- How is everybody doing Meaning?
- Is everyone’s correct grammar?
- Is it Thank you everyone or everybody?
- Has or have everybody?
- Do we say everybody is or are?
- How do you reply to How’s everyone?
- How are things at home reply?
- How is everybody or everybody?
- What do you say when someone asks how’s your family?
- How is everyone at home or how are everyone at home?
- What’s the meaning of everyone?
- How is everything going on meaning?
- How do you ask about your family?
- How is everyone at home reply in English?
- How is vs how are?
- Which is correct at home or in home?
- How are you all meaning?
How is everybody doing Meaning?
It means: “How is everyone”.
Is everyone’s correct grammar?
2 Answers. As Robusto says, you should use everyone’s. Neither everyones’ nor everyones is a word. Note that everyone is always singular and cannot be pluralized, which means everyones is incorrect.
Is it Thank you everyone or everybody?
The short answer is, there’s not much difference! Both of these words mean “every person,” and in dictionaries, the meaning of everyone is often given as everybody, and vice versa.

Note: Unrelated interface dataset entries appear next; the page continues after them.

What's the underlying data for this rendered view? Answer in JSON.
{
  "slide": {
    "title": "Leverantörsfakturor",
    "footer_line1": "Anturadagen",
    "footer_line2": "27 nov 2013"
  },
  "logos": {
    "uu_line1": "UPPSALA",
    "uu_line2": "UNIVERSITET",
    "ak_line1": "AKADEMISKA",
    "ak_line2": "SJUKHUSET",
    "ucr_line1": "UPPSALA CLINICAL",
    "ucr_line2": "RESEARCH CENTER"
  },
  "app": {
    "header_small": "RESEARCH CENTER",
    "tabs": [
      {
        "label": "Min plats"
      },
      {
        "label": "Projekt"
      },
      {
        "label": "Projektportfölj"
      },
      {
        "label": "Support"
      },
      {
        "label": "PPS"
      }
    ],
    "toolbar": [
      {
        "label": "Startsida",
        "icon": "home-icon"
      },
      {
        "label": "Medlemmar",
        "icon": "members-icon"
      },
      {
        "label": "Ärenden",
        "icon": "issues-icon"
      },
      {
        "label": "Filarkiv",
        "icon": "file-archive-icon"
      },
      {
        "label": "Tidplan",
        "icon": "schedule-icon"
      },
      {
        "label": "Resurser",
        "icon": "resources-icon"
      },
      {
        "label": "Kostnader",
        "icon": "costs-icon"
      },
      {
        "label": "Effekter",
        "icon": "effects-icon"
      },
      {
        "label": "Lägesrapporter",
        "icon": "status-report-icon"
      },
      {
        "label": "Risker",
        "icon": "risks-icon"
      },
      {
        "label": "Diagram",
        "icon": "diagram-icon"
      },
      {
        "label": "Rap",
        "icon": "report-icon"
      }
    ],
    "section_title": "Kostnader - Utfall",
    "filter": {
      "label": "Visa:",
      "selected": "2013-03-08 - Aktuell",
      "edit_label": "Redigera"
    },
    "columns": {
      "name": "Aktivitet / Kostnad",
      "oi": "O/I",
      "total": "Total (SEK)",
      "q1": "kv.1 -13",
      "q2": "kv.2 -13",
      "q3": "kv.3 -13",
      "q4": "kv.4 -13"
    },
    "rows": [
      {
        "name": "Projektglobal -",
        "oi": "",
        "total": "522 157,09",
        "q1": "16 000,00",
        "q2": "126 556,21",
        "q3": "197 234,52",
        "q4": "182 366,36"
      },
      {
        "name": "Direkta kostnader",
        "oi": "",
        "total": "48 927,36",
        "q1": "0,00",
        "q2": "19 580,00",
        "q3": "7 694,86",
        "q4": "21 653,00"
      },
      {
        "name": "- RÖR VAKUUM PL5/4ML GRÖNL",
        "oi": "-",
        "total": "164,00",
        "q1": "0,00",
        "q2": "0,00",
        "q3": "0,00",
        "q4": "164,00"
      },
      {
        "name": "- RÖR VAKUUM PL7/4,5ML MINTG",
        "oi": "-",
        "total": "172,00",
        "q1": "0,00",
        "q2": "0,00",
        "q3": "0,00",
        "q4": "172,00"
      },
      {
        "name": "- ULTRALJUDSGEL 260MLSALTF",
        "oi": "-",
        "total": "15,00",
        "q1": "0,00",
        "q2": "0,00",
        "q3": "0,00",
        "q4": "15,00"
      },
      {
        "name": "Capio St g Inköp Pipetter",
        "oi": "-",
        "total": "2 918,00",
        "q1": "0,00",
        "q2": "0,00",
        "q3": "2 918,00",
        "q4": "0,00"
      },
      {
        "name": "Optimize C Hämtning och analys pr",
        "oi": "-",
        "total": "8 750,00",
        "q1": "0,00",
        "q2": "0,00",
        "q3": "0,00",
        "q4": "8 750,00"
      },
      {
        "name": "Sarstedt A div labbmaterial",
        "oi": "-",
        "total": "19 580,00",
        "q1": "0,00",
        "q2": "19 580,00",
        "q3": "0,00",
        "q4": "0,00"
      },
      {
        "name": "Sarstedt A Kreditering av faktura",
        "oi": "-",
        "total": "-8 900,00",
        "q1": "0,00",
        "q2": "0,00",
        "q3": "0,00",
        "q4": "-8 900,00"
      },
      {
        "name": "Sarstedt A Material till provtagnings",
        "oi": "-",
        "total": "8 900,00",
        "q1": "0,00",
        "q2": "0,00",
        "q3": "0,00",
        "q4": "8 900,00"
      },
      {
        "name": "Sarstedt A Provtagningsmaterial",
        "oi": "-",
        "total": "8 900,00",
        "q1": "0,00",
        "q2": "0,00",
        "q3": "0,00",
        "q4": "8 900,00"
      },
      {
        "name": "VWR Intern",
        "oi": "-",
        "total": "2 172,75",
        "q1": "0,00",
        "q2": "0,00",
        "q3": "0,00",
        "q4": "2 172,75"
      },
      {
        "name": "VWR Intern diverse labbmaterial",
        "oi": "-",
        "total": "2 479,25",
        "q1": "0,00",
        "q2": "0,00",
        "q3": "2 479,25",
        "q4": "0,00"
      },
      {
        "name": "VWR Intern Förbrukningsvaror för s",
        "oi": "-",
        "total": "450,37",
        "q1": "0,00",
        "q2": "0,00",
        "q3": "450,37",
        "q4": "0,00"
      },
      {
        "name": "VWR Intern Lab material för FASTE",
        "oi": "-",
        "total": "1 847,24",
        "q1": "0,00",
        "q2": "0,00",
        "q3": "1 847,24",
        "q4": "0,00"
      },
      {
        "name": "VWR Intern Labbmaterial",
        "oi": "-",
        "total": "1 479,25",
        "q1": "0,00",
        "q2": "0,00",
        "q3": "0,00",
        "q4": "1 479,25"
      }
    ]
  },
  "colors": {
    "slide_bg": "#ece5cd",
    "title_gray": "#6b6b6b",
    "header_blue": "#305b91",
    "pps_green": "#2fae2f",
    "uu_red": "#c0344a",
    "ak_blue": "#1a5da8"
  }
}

Has or have everybody?
To be formally correct you could say “Everybody has his or her own problems.” But this can sound a little awkward, and it’s now very common for people to use the 3rd person plural possessive as a gender-neutral 2nd person singular. Thank you, for your answers. Seldom have I encounter “everybody have” form.
Do we say everybody is or are?
Why does one have to say : “everybody is” instead of “everybody are” ? Everybody means more than one persons, so “are” would be a more logical choice ? (1) Yes, you correct: “everybody” is, logically speaking, plural. words: Every body has one nose.
How do you reply to How’s everyone?
Everyone is doing well. Everyone is okay. How are you? I am doing well, thank you.
How are things at home reply?
How are things? – Everything’s fine./Things are fine.
How is everybody or everybody?
‘How is everyone? ‘ All the above are correct. ‘Everybody’ is a collective singular pronoun, so it never takes ‘are’, always ‘is’.
What do you say when someone asks how’s your family?
You can say, “We’re fine, thanks for asking. How are you and your family?” Or, you can be different and say, “We’re fantastic and getting better every day.
How is everyone at home or how are everyone at home?
How is everyone at home? is a polite, acceptable way to ask about how the other person’s family and household is doing. You could also ask directly: How is your family?
What’s the meaning of everyone?
: every person : everybody Everyone laughed at her joke.
How is everything going on meaning?
How is everything (going)?: How are things, how is it (going)?
How do you ask about your family?
The correct way to word this question is “How is your family?” The reason is that while family refers to a group of people, it refers to the group of people as a single unit, or collection. Nouns like this are called collective nouns, and in American English, collective nouns take singular verbs.
How is everyone at home reply in English?
Answer: How are everyone at home ? We’ve used are instead of is as in the question , they’ve been mentioned that ” everyone ” which means a plural word .
How is vs how are?
It’s not a question of “more” correct. The first (using “are”) is correct, and the second (using “is”) is not. As others have mentioned, you shouldn’t say “How is the wife and kid(s).” It’s neither idiomatic, nor generally considered grammatical in standard English.
Which is correct at home or in home?
“at home” it more general and usual. E.g. “I’m at home.”; “I left my bag at home.”. “in the home” means more of like inside the house. E.g. “I left my keys in the home” (and you are locked out now; at home however would mean that you went somewhere and forgot them at home); “Where have you been?
How are you all meaning?
In the South, “you all” just means “you”, so you could be asking one or many people the question. In most of the rest of the country, “you all” suggests you are asking multiple people at the same time. A performer often greets the audience with, “How are you all doing today?” referring to each person in the audience.